→ **Exercise details**
A line-by-line copy of the material below is required.

::::

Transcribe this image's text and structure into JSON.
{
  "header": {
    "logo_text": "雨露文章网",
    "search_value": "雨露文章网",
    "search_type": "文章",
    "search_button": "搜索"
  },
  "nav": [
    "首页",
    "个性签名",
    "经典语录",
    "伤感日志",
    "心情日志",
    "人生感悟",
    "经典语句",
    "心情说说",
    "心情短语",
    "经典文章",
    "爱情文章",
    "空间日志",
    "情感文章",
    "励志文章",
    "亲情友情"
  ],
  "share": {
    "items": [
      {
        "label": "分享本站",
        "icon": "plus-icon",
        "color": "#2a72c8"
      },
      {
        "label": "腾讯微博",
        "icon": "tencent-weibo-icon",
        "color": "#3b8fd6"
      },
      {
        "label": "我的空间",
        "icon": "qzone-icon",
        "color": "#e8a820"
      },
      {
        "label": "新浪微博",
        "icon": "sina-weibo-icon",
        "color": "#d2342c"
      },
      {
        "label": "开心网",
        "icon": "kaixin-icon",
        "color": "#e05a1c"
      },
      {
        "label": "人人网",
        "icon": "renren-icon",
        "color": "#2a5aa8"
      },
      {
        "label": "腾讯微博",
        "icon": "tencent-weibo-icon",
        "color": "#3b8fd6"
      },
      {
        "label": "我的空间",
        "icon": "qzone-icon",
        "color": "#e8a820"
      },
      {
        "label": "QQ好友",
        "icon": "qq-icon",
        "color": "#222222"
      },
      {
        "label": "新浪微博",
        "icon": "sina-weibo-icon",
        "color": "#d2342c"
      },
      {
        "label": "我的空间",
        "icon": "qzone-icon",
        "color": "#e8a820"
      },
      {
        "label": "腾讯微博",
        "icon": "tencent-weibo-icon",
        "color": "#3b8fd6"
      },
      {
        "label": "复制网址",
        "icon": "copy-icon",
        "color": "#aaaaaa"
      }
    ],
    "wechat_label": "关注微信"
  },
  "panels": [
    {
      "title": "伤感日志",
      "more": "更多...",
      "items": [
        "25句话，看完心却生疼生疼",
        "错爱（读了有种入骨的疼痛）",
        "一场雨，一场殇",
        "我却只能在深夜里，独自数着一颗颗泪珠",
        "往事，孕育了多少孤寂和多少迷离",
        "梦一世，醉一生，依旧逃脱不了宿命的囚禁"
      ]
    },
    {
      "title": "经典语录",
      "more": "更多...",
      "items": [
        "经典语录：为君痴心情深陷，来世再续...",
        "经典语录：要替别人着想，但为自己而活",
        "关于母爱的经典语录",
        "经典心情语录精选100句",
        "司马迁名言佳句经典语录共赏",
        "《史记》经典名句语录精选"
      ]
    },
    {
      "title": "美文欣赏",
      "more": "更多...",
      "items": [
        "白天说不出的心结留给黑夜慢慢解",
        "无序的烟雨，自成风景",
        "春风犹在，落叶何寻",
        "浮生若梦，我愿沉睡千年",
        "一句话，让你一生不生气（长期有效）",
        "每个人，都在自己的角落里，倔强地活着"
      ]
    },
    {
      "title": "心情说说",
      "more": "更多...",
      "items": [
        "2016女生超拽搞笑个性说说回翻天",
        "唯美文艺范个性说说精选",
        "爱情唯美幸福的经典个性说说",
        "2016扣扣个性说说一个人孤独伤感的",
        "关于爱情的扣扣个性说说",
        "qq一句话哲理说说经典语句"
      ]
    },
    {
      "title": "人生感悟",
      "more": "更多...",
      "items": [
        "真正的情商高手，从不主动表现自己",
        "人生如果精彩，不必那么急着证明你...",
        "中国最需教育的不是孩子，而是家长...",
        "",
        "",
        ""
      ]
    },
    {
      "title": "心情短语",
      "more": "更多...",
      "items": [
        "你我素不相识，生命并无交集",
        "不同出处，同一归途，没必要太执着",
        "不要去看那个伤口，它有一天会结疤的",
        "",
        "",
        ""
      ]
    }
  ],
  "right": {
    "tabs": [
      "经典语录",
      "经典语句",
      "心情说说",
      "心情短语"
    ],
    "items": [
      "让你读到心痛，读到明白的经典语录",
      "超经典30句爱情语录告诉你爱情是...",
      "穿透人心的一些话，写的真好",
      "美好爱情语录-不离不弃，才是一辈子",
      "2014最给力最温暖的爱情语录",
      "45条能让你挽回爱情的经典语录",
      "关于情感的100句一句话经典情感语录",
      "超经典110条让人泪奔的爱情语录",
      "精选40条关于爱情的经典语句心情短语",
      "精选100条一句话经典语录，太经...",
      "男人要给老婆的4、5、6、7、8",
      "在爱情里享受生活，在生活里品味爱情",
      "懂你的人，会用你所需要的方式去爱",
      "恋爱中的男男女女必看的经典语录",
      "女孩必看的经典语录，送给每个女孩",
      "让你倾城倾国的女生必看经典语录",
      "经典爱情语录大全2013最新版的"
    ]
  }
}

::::

→ **Response**
Transcribe this image's text and structure into JSON.
{
  "header": {
    "logo_text": "雨露文章网",
    "search_value": "雨露文章网",
    "search_type": "文章",
    "search_button": "搜索"
  },
  "nav": [
    "首页",
    "个性签名",
    "经典语录",
    "伤感日志",
    "心情日志",
    "人生感悟",
    "经典语句",
    "心情说说",
    "心情短语",
    "经典文章",
    "爱情文章",
    "空间日志",
    "情感文章",
    "励志文章",
    "亲情友情"
  ],
  "share": {
    "items": [
      {
        "label": "分享本站",
        "icon": "plus-icon",
        "color": "#2a72c8"
      },
      {
        "label": "腾讯微博",
        "icon": "tencent-weibo-icon",
        "color": "#3b8fd6"
      },
      {
        "label": "我的空间",
        "icon": "qzone-icon",
        "color": "#e8a820"
      },
      {
        "label": "新浪微博",
        "icon": "sina-weibo-icon",
        "color": "#d2342c"
      },
      {
        "label": "开心网",
        "icon": "kaixin-icon",
        "color": "#e05a1c"
      },
      {
        "label": "人人网",
        "icon": "renren-icon",
        "color": "#2a5aa8"
      },
      {
        "label": "腾讯微博",
        "icon": "tencent-weibo-icon",
        "color": "#3b8fd6"
      },
      {
        "label": "我的空间",
        "icon": "qzone-icon",
        "color": "#e8a820"
      },
      {
        "label": "QQ好友",
        "icon": "qq-icon",
        "color": "#222222"
      },
      {
        "label": "新浪微博",
        "icon": "sina-weibo-icon",
        "color": "#d2342c"
      },
      {
        "label": "我的空间",
        "icon": "qzone-icon",
        "color": "#e8a820"
      },
      {
        "label": "腾讯微博",
        "icon": "tencent-weibo-icon",
        "color": "#3b8fd6"
      },
      {
        "label": "复制网址",
        "icon": "copy-icon",
        "color": "#aaaaaa"
      }
    ],
    "wechat_label": "关注微信"
  },
  "panels": [
    {
      "title": "伤感日志",
      "more": "更多...",
      "items": [
        "25句话，看完心却生疼生疼",
        "错爱（读了有种入骨的疼痛）",
        "一场雨，一场殇",
        "我却只能在深夜里，独自数着一颗颗泪珠",
        "往事，孕育了多少孤寂和多少迷离",
        "梦一世，醉一生，依旧逃脱不了宿命的囚禁"
      ]
    },
    {
      "title": "经典语录",
      "more": "更多...",
      "items": [
        "经典语录：为君痴心情深陷，来世再续...",
        "经典语录：要替别人着想，但为自己而活",
        "关于母爱的经典语录",
        "经典心情语录精选100句",
        "司马迁名言佳句经典语录共赏",
        "《史记》经典名句语录精选"
      ]
    },
    {
      "title": "美文欣赏",
      "more": "更多...",
      "items": [
        "白天说不出的心结留给黑夜慢慢解",
        "无序的烟雨，自成风景",
        "春风犹在，落叶何寻",
        "浮生若梦，我愿沉睡千年",
        "一句话，让你一生不生气（长期有效）",
        "每个人，都在自己的角落里，倔强地活着"
      ]
    },
    {
      "title": "心情说说",
      "more": "更多...",
      "items": [
        "2016女生超拽搞笑个性说说回翻天",
        "唯美文艺范个性说说精选",
        "爱情唯美幸福的经典个性说说",
        "2016扣扣个性说说一个人孤独伤感的",
        "关于爱情的扣扣个性说说",
        "qq一句话哲理说说经典语句"
      ]
    },
    {
      "title": "人生感悟",
      "more": "更多...",
      "items": [
        "真正的情商高手，从不主动表现自己",
        "人生如果精彩，不必那么急着证明你...",
        "中国最需教育的不是孩子，而是家长...",
        "",
        "",
        ""
      ]
    },
    {
      "title": "心情短语",
      "more": "更多...",
      "items": [
        "你我素不相识，生命并无交集",
        "不同出处，同一归途，没必要太执着",
        "不要去看那个伤口，它有一天会结疤的",
        "",
        "",
        ""
      ]
    }
  ],
  "right": {
    "tabs": [
      "经典语录",
      "经典语句",
      "心情说说",
      "心情短语"
    ],
    "items": [
      "让你读到心痛，读到明白的经典语录",
      "超经典30句爱情语录告诉你爱情是...",
      "穿透人心的一些话，写的真好",
      "美好爱情语录-不离不弃，才是一辈子",
      "2014最给力最温暖的爱情语录",
      "45条能让你挽回爱情的经典语录",
      "关于情感的100句一句话经典情感语录",
      "超经典110条让人泪奔的爱情语录",
      "精选40条关于爱情的经典语句心情短语",
      "精选100条一句话经典语录，太经...",
      "男人要给老婆的4、5、6、7、8",
      "在爱情里享受生活，在生活里品味爱情",
      "懂你的人，会用你所需要的方式去爱",
      "恋爱中的男男女女必看的经典语录",
      "女孩必看的经典语录，送给每个女孩",
      "让你倾城倾国的女生必看经典语录",
      "经典爱情语录大全2013最新版的"
    ]
  }
}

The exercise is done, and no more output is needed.